Intakes of vitamin E over 215 milligrams per day over the course of ten years were also associated with a 28 per cent reduction in the risk of death from cardiovascular disease, according to findings published in the American Journal of Epidemiology.
The news supports the use of multivitamins and particularly vitamin E, much-maligned and linked to increased risk of ‘all-cause mortality’ in a controversial meta-analysis in the Annals of Internal Medicine in 2004.
The new study, led by Gaia Pocobelli from Fred Hutchinson Cancer Research Center at the University of Washington, also contradicts conclusions from a controversial meta-analysis published originally in the Journal of the American Medical Association (2007, Vol. 297, pp. 842-857). The meta-analysis reported that supplements of vitamins A and E, and beta-carotene may increase mortality risk by up to 16 per cent. On the other hand, vitamin C did not have an effect on mortality.
In terms of other causes of death, Pocobelli report that multivitamins did not decrease the risk of either total mortality, or cancer mortality. On the other hand, vitamins C and E were associated with small decreases in risk of total mortality.
According to a National Institutes of Health (NIH) State-of-the-Science Panel, half of the American population routinely use dietary supplements, with their annual spend estimated at over $20 billion.
Recent results of the National Health and Nutrition Examination Survey showed that 35 per cent of the US adult population regularly consumes one or more types of multivitamin product (Am. J. Epidemiol., 2004, Vol. 160, Pages 339-349).
The Seattle-based researchers analysed the 10-year use of multivitamin, vitamins C and E supplements on 5-year total mortality, and death from cancer or cardiovascular disease (CVD).
Data from 77,719 Washington State residents aged between 50 and 76 was obtained by a self-administered questionnaire. The data showed that the use of multivitamins and vitamin E were associated with 16 and 28 per cent decreased risk of death from CVD.

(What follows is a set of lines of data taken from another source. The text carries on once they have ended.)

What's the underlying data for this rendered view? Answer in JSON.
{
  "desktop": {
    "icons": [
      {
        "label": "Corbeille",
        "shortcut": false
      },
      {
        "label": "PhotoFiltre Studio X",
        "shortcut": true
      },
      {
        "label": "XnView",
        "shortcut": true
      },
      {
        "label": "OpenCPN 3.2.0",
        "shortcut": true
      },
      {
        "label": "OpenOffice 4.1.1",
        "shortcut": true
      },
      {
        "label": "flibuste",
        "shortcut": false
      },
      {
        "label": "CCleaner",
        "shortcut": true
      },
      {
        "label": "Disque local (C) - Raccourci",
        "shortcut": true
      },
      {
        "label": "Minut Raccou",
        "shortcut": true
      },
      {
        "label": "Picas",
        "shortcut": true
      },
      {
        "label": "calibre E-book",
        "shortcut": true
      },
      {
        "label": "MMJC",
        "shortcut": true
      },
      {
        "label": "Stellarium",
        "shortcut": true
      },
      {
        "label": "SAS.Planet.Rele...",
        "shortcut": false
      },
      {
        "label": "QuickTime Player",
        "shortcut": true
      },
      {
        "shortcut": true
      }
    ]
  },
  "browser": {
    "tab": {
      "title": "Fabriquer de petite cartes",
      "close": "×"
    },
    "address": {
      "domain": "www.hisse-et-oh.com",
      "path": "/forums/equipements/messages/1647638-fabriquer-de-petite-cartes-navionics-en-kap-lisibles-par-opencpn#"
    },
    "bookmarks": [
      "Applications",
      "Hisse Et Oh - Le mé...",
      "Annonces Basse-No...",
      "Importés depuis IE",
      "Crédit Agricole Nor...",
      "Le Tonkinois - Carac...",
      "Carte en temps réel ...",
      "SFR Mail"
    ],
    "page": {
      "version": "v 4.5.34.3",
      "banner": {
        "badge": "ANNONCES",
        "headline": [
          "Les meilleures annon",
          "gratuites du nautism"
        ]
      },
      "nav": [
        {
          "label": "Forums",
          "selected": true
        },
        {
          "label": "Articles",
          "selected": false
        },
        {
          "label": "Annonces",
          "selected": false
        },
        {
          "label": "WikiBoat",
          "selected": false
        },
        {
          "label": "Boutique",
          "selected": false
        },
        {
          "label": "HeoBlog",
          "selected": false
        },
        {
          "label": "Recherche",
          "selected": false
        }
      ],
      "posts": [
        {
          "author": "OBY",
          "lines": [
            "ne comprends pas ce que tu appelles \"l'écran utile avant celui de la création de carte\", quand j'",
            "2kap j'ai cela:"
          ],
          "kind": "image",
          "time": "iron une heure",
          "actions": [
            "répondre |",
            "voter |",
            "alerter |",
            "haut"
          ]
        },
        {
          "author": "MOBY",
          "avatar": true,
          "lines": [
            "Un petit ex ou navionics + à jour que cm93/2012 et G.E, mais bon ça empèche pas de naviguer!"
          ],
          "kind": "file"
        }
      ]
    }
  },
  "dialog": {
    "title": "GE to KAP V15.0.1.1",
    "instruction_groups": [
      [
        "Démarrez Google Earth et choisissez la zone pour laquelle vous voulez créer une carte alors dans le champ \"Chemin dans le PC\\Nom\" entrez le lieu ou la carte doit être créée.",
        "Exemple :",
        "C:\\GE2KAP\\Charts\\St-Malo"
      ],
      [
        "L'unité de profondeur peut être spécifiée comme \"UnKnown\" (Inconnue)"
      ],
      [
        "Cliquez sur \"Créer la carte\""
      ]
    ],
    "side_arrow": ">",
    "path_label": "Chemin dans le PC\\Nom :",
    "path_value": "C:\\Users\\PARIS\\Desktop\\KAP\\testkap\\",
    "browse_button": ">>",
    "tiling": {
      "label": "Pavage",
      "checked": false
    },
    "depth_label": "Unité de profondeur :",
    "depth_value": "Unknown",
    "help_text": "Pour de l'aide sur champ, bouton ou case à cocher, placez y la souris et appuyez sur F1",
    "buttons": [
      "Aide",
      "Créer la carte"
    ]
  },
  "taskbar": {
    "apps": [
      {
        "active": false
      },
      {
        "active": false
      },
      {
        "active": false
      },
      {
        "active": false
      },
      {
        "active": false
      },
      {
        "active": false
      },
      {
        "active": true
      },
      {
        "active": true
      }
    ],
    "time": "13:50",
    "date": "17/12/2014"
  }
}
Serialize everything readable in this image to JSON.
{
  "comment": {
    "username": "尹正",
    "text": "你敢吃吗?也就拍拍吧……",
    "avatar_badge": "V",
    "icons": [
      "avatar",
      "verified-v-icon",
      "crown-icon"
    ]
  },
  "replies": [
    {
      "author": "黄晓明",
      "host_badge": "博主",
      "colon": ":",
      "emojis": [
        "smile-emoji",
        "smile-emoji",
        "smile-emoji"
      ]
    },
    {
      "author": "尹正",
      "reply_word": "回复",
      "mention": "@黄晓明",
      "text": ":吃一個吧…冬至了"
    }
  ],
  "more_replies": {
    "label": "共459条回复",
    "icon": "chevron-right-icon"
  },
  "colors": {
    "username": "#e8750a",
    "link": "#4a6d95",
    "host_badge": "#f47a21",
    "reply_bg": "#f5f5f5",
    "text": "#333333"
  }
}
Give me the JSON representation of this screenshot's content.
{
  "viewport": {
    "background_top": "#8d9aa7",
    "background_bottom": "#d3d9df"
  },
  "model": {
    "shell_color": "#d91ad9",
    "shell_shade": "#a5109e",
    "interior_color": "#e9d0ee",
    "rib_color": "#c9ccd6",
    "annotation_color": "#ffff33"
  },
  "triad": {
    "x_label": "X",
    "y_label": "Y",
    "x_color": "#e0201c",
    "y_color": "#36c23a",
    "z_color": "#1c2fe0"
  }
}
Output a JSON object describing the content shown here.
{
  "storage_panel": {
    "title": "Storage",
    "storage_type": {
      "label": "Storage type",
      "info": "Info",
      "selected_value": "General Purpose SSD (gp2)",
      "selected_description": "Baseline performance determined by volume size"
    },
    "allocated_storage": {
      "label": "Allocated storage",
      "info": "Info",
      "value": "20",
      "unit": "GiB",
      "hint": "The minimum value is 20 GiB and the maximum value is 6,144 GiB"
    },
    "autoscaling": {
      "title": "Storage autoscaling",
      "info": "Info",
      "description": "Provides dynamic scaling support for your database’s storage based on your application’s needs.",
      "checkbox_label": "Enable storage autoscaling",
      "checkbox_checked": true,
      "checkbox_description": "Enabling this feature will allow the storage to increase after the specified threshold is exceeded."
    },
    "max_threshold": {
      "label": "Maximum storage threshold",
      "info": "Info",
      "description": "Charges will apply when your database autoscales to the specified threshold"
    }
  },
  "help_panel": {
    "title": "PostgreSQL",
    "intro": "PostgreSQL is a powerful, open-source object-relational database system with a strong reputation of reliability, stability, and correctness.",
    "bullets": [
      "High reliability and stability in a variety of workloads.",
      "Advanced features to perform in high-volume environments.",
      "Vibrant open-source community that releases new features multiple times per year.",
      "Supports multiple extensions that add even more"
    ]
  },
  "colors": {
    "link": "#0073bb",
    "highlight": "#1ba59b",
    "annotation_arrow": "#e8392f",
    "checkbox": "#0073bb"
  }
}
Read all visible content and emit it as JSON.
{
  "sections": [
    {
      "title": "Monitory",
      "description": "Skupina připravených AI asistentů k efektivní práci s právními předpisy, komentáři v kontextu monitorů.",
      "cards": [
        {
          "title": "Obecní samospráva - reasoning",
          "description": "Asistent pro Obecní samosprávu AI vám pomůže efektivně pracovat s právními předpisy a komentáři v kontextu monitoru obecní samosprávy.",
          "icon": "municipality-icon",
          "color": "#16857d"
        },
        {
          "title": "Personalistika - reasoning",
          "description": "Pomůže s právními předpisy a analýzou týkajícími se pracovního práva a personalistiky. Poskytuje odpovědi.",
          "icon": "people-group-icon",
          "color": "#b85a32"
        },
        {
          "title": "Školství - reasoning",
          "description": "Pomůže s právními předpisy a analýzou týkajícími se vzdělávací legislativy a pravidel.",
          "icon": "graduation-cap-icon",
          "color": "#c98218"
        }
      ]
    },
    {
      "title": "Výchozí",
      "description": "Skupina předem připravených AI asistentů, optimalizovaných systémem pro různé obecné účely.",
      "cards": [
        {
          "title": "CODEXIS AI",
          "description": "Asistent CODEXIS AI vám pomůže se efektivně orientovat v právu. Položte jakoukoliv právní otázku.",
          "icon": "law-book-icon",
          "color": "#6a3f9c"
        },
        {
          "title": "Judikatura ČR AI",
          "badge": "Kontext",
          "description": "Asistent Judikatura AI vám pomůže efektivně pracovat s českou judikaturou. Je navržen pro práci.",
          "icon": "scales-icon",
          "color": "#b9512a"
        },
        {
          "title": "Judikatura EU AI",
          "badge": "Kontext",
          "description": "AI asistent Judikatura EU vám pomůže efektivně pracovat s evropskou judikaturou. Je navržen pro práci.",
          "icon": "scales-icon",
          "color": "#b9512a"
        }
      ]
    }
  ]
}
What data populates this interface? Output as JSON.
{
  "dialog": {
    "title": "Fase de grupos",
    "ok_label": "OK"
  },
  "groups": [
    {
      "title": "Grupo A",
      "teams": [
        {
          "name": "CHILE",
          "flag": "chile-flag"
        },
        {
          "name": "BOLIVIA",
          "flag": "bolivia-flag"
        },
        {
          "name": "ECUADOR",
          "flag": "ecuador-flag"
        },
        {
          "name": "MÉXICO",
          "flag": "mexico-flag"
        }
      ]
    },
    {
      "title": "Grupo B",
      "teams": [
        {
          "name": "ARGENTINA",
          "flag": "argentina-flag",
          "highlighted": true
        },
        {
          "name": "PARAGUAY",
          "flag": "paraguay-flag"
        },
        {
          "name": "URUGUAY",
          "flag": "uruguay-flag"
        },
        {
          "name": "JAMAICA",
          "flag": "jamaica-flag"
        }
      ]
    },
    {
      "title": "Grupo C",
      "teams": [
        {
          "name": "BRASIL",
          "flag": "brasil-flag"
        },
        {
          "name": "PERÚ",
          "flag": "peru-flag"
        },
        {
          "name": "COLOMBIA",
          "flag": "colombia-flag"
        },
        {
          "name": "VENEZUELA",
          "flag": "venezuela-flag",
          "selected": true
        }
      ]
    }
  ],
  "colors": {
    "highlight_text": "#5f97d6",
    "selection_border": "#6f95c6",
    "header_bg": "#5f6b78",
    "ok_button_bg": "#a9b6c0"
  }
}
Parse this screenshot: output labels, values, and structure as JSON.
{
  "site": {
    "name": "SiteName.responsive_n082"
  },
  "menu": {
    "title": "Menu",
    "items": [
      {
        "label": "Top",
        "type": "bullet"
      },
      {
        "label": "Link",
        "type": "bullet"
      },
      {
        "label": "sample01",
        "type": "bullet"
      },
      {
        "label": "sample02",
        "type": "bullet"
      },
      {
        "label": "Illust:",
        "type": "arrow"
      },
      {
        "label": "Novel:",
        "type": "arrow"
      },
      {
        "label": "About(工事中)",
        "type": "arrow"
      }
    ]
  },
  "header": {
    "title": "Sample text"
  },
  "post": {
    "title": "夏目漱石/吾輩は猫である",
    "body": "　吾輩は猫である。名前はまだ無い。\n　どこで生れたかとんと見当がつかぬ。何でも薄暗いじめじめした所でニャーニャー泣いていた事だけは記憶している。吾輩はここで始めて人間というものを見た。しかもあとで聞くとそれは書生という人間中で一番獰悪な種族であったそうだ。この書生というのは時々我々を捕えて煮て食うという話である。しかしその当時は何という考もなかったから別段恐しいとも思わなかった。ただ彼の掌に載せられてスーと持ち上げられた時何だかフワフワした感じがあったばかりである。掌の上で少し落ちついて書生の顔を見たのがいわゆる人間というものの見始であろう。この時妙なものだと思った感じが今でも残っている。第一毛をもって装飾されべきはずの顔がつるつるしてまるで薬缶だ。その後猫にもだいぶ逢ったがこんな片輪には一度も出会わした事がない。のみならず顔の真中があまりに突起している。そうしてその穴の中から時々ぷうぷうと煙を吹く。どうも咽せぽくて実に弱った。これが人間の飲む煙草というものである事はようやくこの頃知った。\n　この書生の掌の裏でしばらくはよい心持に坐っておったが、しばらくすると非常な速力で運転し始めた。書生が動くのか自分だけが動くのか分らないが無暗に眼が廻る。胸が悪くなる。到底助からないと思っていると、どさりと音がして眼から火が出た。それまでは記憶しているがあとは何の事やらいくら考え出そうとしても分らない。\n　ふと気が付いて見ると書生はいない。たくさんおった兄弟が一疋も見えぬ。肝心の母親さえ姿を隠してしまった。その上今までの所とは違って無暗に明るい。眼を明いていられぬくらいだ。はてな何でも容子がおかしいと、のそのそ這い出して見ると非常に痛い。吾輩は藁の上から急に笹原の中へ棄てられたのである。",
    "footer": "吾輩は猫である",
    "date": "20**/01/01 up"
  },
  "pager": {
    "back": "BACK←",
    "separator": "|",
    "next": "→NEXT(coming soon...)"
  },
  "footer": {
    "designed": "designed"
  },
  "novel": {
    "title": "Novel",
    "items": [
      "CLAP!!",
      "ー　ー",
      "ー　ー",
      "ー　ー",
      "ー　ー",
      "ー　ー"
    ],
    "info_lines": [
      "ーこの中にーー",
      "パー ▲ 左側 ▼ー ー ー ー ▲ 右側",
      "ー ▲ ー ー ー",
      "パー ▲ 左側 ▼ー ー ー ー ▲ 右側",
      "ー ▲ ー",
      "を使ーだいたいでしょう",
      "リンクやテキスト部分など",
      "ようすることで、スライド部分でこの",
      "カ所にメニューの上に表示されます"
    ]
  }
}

“Multivitamin and vitamin E use were not associated with cancer mortality,” added the researchers.
Multivitamins and ‘biological age’
Earlier this year, scientists from the National Institute of Environmental Health Sciences reported that the cells of multivitamin users may have a younger biological age than cells from non-users.
Researchers led by Honglei Chen, MD, PhD, looked at the length of telomeres, DNA sequences at the end of chromosomes that shorten as cells replicate and age.
The study, published in the American Journal of Clinical Nutrition (June 2009, Vol. 89, pp. 1857-1863) was reported to be the first epidemiologic investigation of multivitamin use and telomere length.
“Regular multivitamin users tend to follow a healthy lifestyle and have a higher intake of micronutrients, which sometimes makes it difficult to interpret epidemiologic observations on multivitamin use,” wrote Dr Chen.
Source: American Journal of Epidemiology
Published online ahead of print, doi:10.1093/aje/kwp167
“Use of Supplements of Multivitamins, Vitamin C, and Vitamin E in Relation to Mortality”
Authors: G. Pocobelli, U. Peters, A.R. Kristal, E. White